Even in the cases of documented cemeteries, “some graves may lie unrecognized after the decay and disappearance of wood grave markers and enclosing graveyard fences,” he wrote in his 44-page report released after the discovery at Kamloops. Government officials aimed to pay only the bare minimum for the cost of burials and rarely paid to return the bodies of deceased children to their home communities. Some deaths went unreported because the institutions were overwhelmed in an epidemic situation, Hamilton believes.
Hamilton noted that indigenous children suffered and died from communicable diseases at much higher rates than the general population in the 19th and early 20th centuries. These vulnerabilities were worsened by the poor conditions at “crowded, often unsanitary, and poorly constructed residential schools.”
As late as 1945, the death rate among indigenous children at the schools was as almost five times the death rate of other children the same age. This dropped to twice the average by the mid-20th century, in part due to the arrival of effective antibiotics and other improved medical care.
The Truth and Reconciliation report noted that in the early twentieth century there was at least one suggestion to address the rate of disease involved closing the residential schools and moving to a day school model on reservations. The move had support from some government officials and the Protestant communities, but then-Indian Affairs minister Frank Oliver would not move forward with the plan without the support of all the Christian communities, and Catholic support was lacking.
The commission said government, ecclesial, and school officials knew of the failures and poor health.
"If the question is, 'who knew what when?' the clear answer is: 'Everyone in authority at any point in the system's history'," the commission said.
In 2014 the Oblates’ then-superior general offered a “renewed apology,” committing the religious institute to “an effective process of disclosure” regarding residential schools. Facing a “complicated” archival situation, the Oblates said they have “worked diligently to live up to their obligations to make their archived material available.”
“They believe they have done so in good faith and are prepared to do more.”
On July 5, the National Centre for Truth and Reconciliation said it welcomed the Oblates’ efforts to expedite access to residential school records, which include codices, photographs, and staff files.
Previously the Oblates provided over 40,000 documents to the center.
On June 23 the Sisters of St. Ann, which was also involved in operating some residential schools, reached an agreement improving access to their records for the Royal British Columbia Museum and for the Indian Residential School History and Dialogue Centre at the University of British Columbia.
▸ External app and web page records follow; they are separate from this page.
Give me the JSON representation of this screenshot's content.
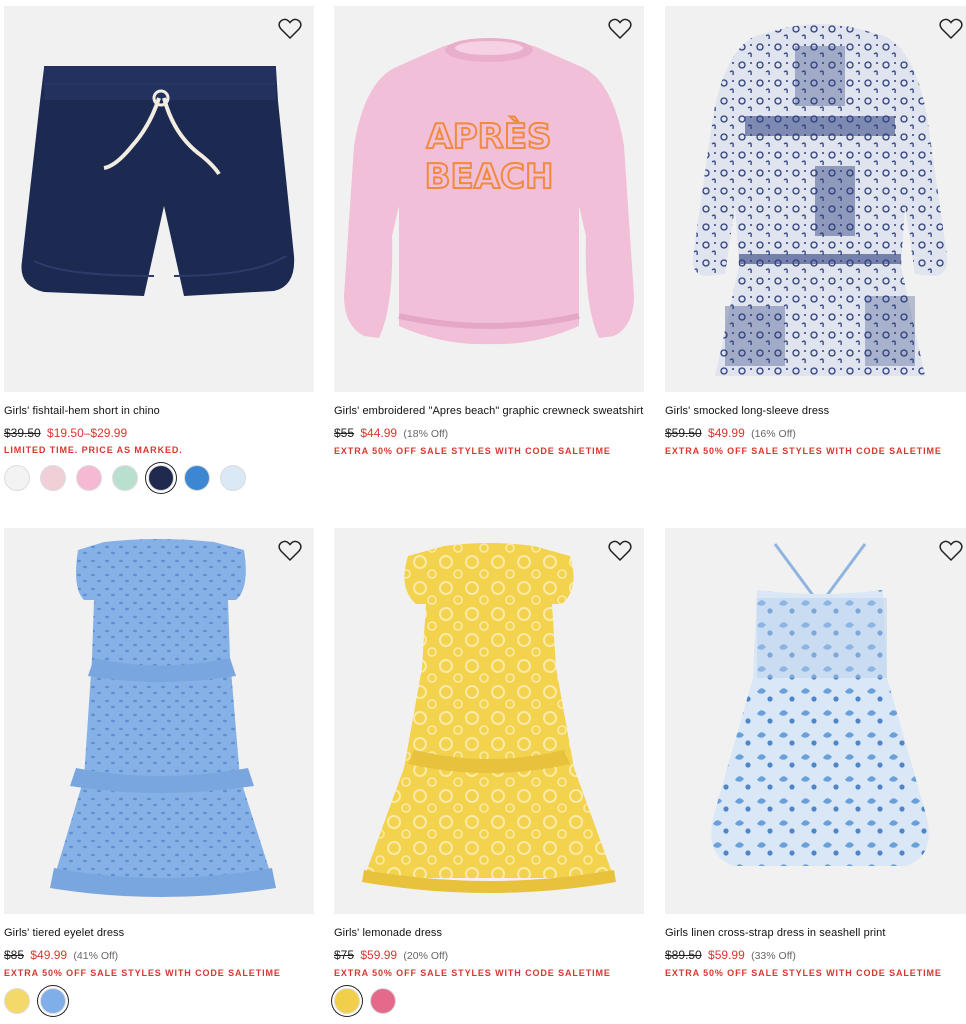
{
  "products": [
    {
      "name": "Girls' fishtail-hem short in chino",
      "was": "$39.50",
      "now": "$19.50–$29.99",
      "pct": "",
      "promo": "LIMITED TIME. PRICE AS MARKED.",
      "swatches": [
        "#f3f3f3",
        "#f0cfd6",
        "#f5b9d3",
        "#b9e0cf",
        "#1f2a4e",
        "#3c86d2",
        "#dbe8f6"
      ],
      "selected_swatch": 4
    },
    {
      "name": "Girls' embroidered \"Apres beach\" graphic crewneck sweatshirt",
      "was": "$55",
      "now": "$44.99",
      "pct": "(18% Off)",
      "promo": "EXTRA 50% OFF SALE STYLES WITH CODE SALETIME",
      "swatches": [],
      "graphic_text": [
        "APRÈS",
        "BEACH"
      ]
    },
    {
      "name": "Girls' smocked long-sleeve dress",
      "was": "$59.50",
      "now": "$49.99",
      "pct": "(16% Off)",
      "promo": "EXTRA 50% OFF SALE STYLES WITH CODE SALETIME",
      "swatches": []
    },
    {
      "name": "Girls' tiered eyelet dress",
      "was": "$85",
      "now": "$49.99",
      "pct": "(41% Off)",
      "promo": "EXTRA 50% OFF SALE STYLES WITH CODE SALETIME",
      "swatches": [
        "#f2d96a",
        "#7faee8"
      ],
      "selected_swatch": 1
    },
    {
      "name": "Girls' lemonade dress",
      "was": "$75",
      "now": "$59.99",
      "pct": "(20% Off)",
      "promo": "EXTRA 50% OFF SALE STYLES WITH CODE SALETIME",
      "swatches": [
        "#f2cf4a",
        "#e36a8a"
      ],
      "selected_swatch": 0
    },
    {
      "name": "Girls linen cross-strap dress in seashell print",
      "was": "$89.50",
      "now": "$59.99",
      "pct": "(33% Off)",
      "promo": "EXTRA 50% OFF SALE STYLES WITH CODE SALETIME",
      "swatches": []
    }
  ],
  "colors": {
    "sale_red": "#d8372f",
    "image_bg": "#f1f1f1"
  },
  "icons": {
    "favorite": "heart-outline-icon"
  }
}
The Lacombe Canada Oblates said they met their compensation obligations required by the Indian Residential Schools Settlement Agreement. They are exploring other ways to support the Truth and Reconciliation Process.
“Oblates will continue to accompany Indigenous communities across Canada in supportive ministries on the ground,” the Oblates said. Retreat centers will offer educational events on indigenous justice to help their community grow in understanding and social action. They pointed to Oblate participation in the Our Lady of Guadalupe Circle, a Catholic coalition which since 2016 has aimed to help Catholics engage with the Truth and Reconciliation process.
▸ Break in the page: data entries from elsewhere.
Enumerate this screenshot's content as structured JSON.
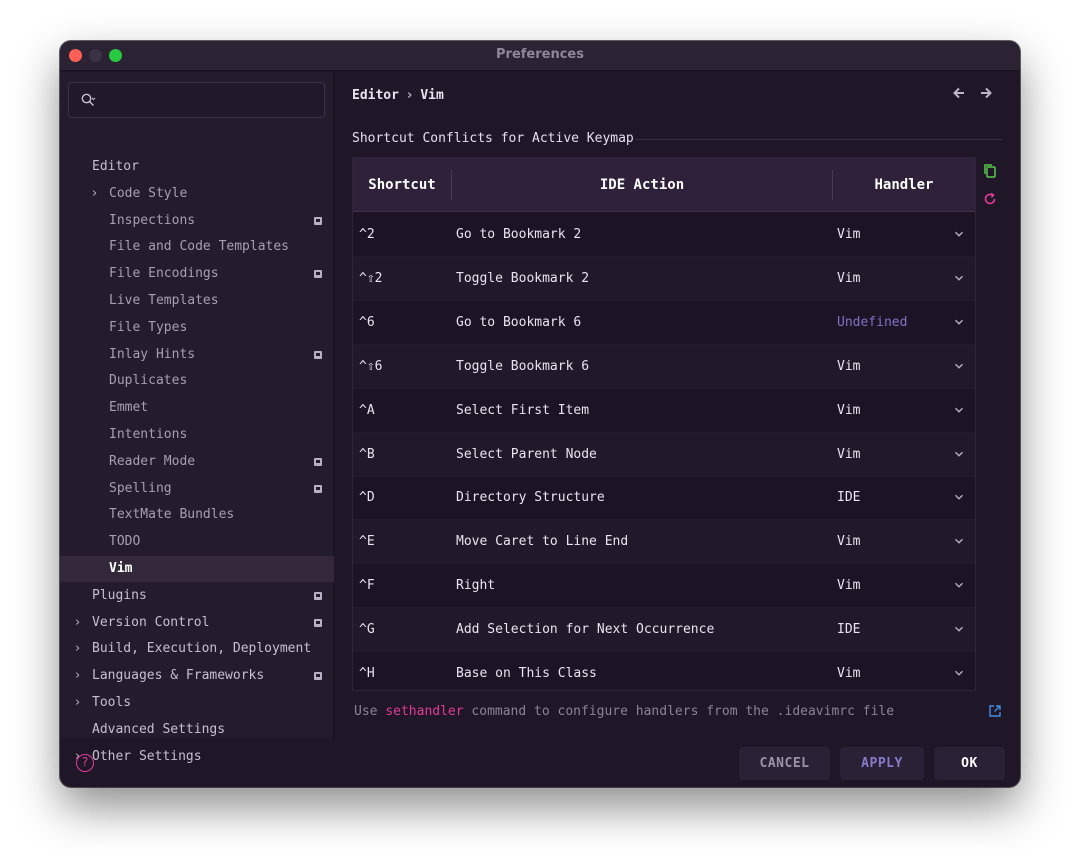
{
  "window": {
    "title": "Preferences"
  },
  "search": {
    "placeholder": ""
  },
  "sidebar": {
    "items": [
      {
        "label": "Editor",
        "level": 0,
        "chevron": false,
        "badge": false,
        "selected": false
      },
      {
        "label": "Code Style",
        "level": 1,
        "chevron": true,
        "badge": false,
        "selected": false
      },
      {
        "label": "Inspections",
        "level": 1,
        "chevron": false,
        "badge": true,
        "selected": false
      },
      {
        "label": "File and Code Templates",
        "level": 1,
        "chevron": false,
        "badge": false,
        "selected": false
      },
      {
        "label": "File Encodings",
        "level": 1,
        "chevron": false,
        "badge": true,
        "selected": false
      },
      {
        "label": "Live Templates",
        "level": 1,
        "chevron": false,
        "badge": false,
        "selected": false
      },
      {
        "label": "File Types",
        "level": 1,
        "chevron": false,
        "badge": false,
        "selected": false
      },
      {
        "label": "Inlay Hints",
        "level": 1,
        "chevron": false,
        "badge": true,
        "selected": false
      },
      {
        "label": "Duplicates",
        "level": 1,
        "chevron": false,
        "badge": false,
        "selected": false
      },
      {
        "label": "Emmet",
        "level": 1,
        "chevron": false,
        "badge": false,
        "selected": false
      },
      {
        "label": "Intentions",
        "level": 1,
        "chevron": false,
        "badge": false,
        "selected": false
      },
      {
        "label": "Reader Mode",
        "level": 1,
        "chevron": false,
        "badge": true,
        "selected": false
      },
      {
        "label": "Spelling",
        "level": 1,
        "chevron": false,
        "badge": true,
        "selected": false
      },
      {
        "label": "TextMate Bundles",
        "level": 1,
        "chevron": false,
        "badge": false,
        "selected": false
      },
      {
        "label": "TODO",
        "level": 1,
        "chevron": false,
        "badge": false,
        "selected": false
      },
      {
        "label": "Vim",
        "level": 1,
        "chevron": false,
        "badge": false,
        "selected": true
      },
      {
        "label": "Plugins",
        "level": 0,
        "chevron": false,
        "badge": true,
        "selected": false
      },
      {
        "label": "Version Control",
        "level": 0,
        "chevron": true,
        "badge": true,
        "selected": false
      },
      {
        "label": "Build, Execution, Deployment",
        "level": 0,
        "chevron": true,
        "badge": false,
        "selected": false
      },
      {
        "label": "Languages & Frameworks",
        "level": 0,
        "chevron": true,
        "badge": true,
        "selected": false
      },
      {
        "label": "Tools",
        "level": 0,
        "chevron": true,
        "badge": false,
        "selected": false
      },
      {
        "label": "Advanced Settings",
        "level": 0,
        "chevron": false,
        "badge": false,
        "selected": false
      },
      {
        "label": "Other Settings",
        "level": 0,
        "chevron": true,
        "badge": false,
        "selected": false
      }
    ]
  },
  "breadcrumb": {
    "parent": "Editor",
    "separator": "›",
    "current": "Vim"
  },
  "section": {
    "title": "Shortcut Conflicts for Active Keymap"
  },
  "table": {
    "headers": {
      "shortcut": "Shortcut",
      "action": "IDE Action",
      "handler": "Handler"
    },
    "rows": [
      {
        "shortcut": "^2",
        "action": "Go to Bookmark 2",
        "handler": "Vim"
      },
      {
        "shortcut": "^⇧2",
        "action": "Toggle Bookmark 2",
        "handler": "Vim"
      },
      {
        "shortcut": "^6",
        "action": "Go to Bookmark 6",
        "handler": "Undefined"
      },
      {
        "shortcut": "^⇧6",
        "action": "Toggle Bookmark 6",
        "handler": "Vim"
      },
      {
        "shortcut": "^A",
        "action": "Select First Item",
        "handler": "Vim"
      },
      {
        "shortcut": "^B",
        "action": "Select Parent Node",
        "handler": "Vim"
      },
      {
        "shortcut": "^D",
        "action": "Directory Structure",
        "handler": "IDE"
      },
      {
        "shortcut": "^E",
        "action": "Move Caret to Line End",
        "handler": "Vim"
      },
      {
        "shortcut": "^F",
        "action": "Right",
        "handler": "Vim"
      },
      {
        "shortcut": "^G",
        "action": "Add Selection for Next Occurrence",
        "handler": "IDE"
      },
      {
        "shortcut": "^H",
        "action": "Base on This Class",
        "handler": "Vim"
      }
    ]
  },
  "footer": {
    "note_prefix": "Use ",
    "note_command": "sethandler",
    "note_suffix": " command to configure handlers from the .ideavimrc file"
  },
  "buttons": {
    "cancel": "CANCEL",
    "apply": "APPLY",
    "ok": "OK"
  },
  "colors": {
    "accent": "#e23a9a",
    "undefined_handler": "#7f72c8",
    "copy_icon": "#59c94b"
  }
}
The Oblates also pointed to their first major apology.
“The Oblates were most involved in the residential schools, so it was incumbent upon us to apologize for our part. We led the way with our 1991 apology. We invite the broader church to join us,” the Lacombe Canada Oblates said. “We hope the whole Canadian church enters into this process with humility.”
The Oblates’ 1991 apology was offered by Rev. Doug Crosby, OMI, then-president of the Oblate Conference of Canada before some 15,000 to 20,000 Native peoples gathered at Lac St. Anne, Alberta for an annual pilgrimage, then run by the Oblates.
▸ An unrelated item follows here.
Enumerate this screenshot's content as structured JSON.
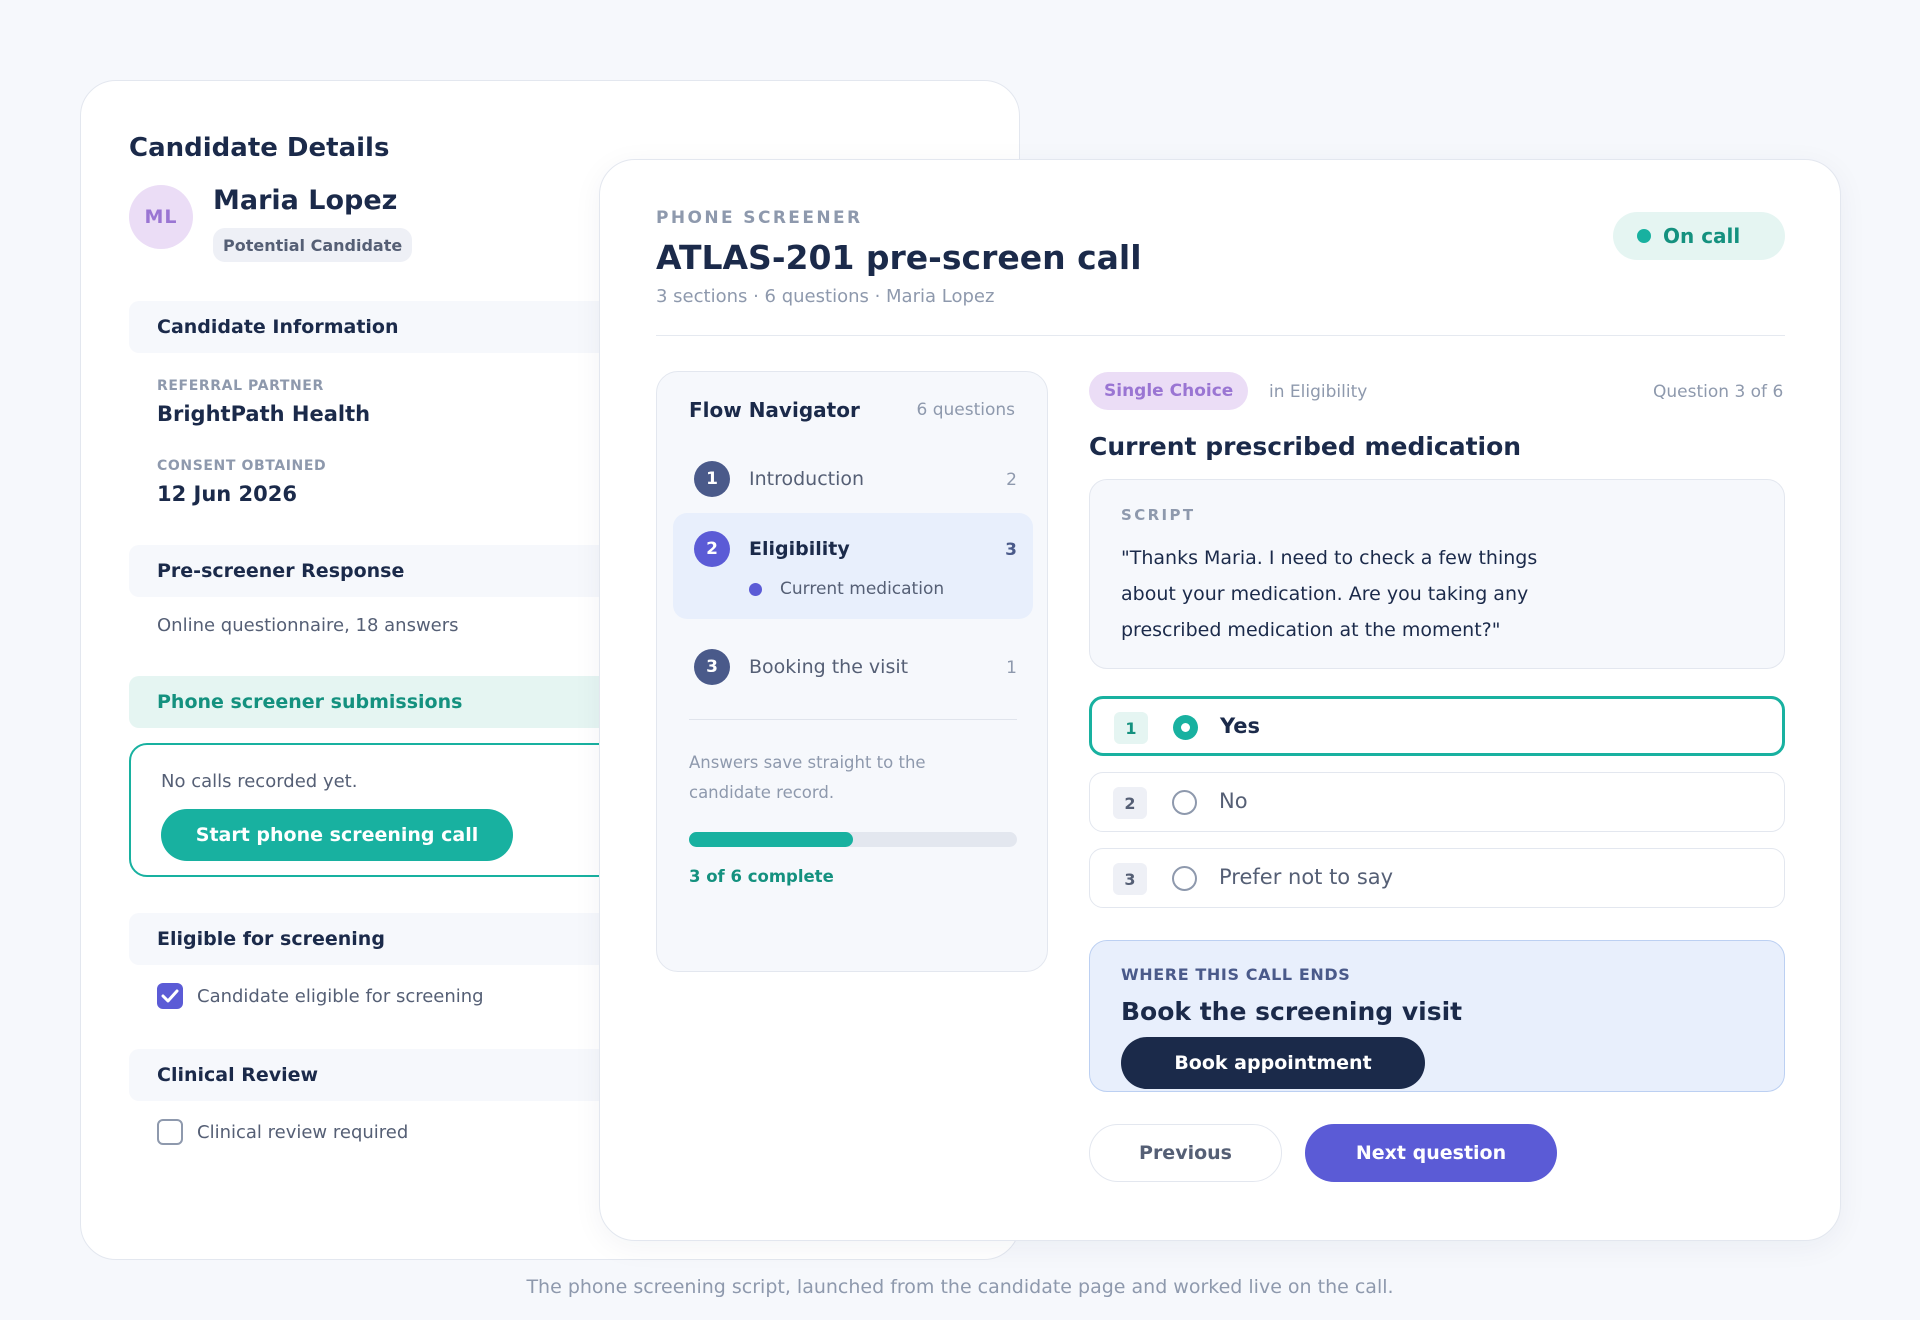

“(W)e wish to apologize for the part we played in the setting up and the maintaining of those schools,” Crosby said. “We apologize for the existence of the schools themselves, recognizing that the biggest abuse was not what happened in the schools, but that the schools themselves happened . . . that the primal bond inherent within families was violated as a matter of policy, that children were usurped from their natural communities, and that, implicitly and explicitly, these schools operated out of the premise that European languages, traditions, and religious practices were superior to native languages, traditions, and religious practices.”
“The residential schools were an attempt to assimilate aboriginal peoples and we played an important role in the unfolding of this design. For this we sincerely apologize,” he said.
The 1991 apology, which invoked the 500th anniversary of the arrival of Christopher Columbus’ first expedition in 1492, accused Christian Europe of holding a “cultural, ethnic, linguistic, and religious superiority complex” that was “damaging” and “naïve.”
“We apologize for the part we played in the cultural, ethnic, linguistic, and religious imperialism that was part of the mentality with which the peoples of Europe first met the aboriginal peoples and which consistently has lurked behind the way the Native peoples of Canada have been treated by civil governments and by the churches,” said Crosby.